As with any good procedural-action thriller hybrid, trying to summarize the plot's various twists and turns in a paragraph or so is folly. Again Salander is framed for murder; again Blomkvist sets out to prove her innocence; again the forces of evil employ a frightening array of subterfuge, blackmail, intimidation and brute force, and a truly chill mastery of apparently passive public institutions. What's satisfying, especially if you've watched this film's two predecessors, is that the seemingly slow arousal of brave and decent people finally pays off here. In the way this films ties up strands from the previous two films it may be most satisfying. The single lone cop with integrity in Played with Fire, Inspector Jan Bublanski (Johan Kylén) returns with a whole shadowy task force this time, empowered directly by the prime minister and capable of lightening speed when needed (will they race across town in time to thwart Blomkvist's would-be killers?)

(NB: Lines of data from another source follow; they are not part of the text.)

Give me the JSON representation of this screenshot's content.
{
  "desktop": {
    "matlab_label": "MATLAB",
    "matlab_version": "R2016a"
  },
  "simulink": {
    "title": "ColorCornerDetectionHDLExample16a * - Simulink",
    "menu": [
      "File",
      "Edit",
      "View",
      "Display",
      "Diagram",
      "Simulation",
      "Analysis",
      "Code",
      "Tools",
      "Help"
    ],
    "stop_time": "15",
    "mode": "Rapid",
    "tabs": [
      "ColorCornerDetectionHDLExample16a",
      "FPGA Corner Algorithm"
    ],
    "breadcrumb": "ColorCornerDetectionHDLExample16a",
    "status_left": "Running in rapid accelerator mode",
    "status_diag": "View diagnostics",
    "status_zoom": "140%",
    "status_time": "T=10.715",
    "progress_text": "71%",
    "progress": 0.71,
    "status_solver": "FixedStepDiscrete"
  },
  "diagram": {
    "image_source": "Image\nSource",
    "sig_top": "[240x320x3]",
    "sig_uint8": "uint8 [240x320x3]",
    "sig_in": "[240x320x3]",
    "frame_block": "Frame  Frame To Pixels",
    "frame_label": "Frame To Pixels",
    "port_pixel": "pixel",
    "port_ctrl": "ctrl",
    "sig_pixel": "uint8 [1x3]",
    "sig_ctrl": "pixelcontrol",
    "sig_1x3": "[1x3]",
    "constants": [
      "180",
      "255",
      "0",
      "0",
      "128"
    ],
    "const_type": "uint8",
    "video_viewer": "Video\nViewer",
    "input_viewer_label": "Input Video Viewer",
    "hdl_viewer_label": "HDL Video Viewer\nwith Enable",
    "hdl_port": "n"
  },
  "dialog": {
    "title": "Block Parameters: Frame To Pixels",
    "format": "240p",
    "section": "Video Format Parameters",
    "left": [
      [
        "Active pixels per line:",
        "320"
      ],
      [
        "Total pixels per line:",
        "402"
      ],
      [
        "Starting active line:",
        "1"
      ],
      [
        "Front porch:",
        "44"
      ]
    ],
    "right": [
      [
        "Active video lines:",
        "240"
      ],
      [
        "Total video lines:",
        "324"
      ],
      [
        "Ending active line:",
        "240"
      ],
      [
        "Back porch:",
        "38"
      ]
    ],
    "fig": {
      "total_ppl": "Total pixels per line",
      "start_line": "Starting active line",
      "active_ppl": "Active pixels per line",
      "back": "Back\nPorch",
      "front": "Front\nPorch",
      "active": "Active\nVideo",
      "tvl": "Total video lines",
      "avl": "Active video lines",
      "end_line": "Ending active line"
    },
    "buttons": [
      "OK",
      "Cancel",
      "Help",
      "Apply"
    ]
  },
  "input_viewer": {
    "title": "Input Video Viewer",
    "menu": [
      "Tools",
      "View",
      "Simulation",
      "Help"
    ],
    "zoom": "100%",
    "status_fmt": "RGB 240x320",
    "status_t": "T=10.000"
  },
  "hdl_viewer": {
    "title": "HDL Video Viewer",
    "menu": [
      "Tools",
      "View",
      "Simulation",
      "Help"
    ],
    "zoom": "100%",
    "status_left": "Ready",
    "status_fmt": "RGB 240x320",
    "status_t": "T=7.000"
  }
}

There are also moments of mind-blinding terror that repeat like a musical theme from film to film. In an early scene here, Salander – rescued from the grave, on the mend, seemingly well-protected in her hospital bed with a sympathetic doctor who smuggles in both pizza and a wireless device – hears that Zalachenko is down the hall, also still alive. This news triggers a flurry of reflex effort to free herself from her IV lines and flee: this panic is pure brain stem reaction in a universe where survival depends on mastering such impulse. You too may savor the expression that flickers across her face when she learns he's been killed.

Also like musical themes the violations of Salander's life re-play – moments we have seen in each film again – the moment of setting her abusive father afire as a child, her confinement to a psychiatric facility where she is held in restraints (now we learn that the officious Dr. Peter Telorbian kept her in full restraints for 381 days because she would not agree to his sexual advances at age 12), the rape she secretly filmed by her guardian after no official office would take her complaints seriously – though this time expanded upon in a courtroom trial.

Salander's attorney is Blomkvist's sister Annika (Annika Hallin), initially there entirely as a favor to her brother. As someone new to the saga, Annika acts as a reality check for us too – those of us returning a second or third time are perhaps used to Salander's strange ways of relating, already rooting for her – and she has her own posse of fanatically loyal misfits onscreen too – but Annika's reactions are a splash of cold water. How well can this young woman survive in the world, really? And Blomkvist's editor Erika Berger (Lena Endre), whose character has been restrained in the previous films, unfolds here as well.

Trilogy cinema – after all, these three movies were all filmed together – may be the movies' answer to HBO series story-telling, and this film proves the worth of taking the time to let a story mature and ripen through installments. We call it the "final" Steig Larsson because he died suddenly of a heart attack, actually before these three novels were published, though reportedly he left most of a fourth novel on his laptop of the projected ten-book series; his estate is still disputed by his long-time companion and his family. This film suggests that interruption amounts to a greater loss than we might have imagined.

A shorter version of this review appeared in the 11/18/10 print edition of The Eagle weekly in Syracuse, and the full review at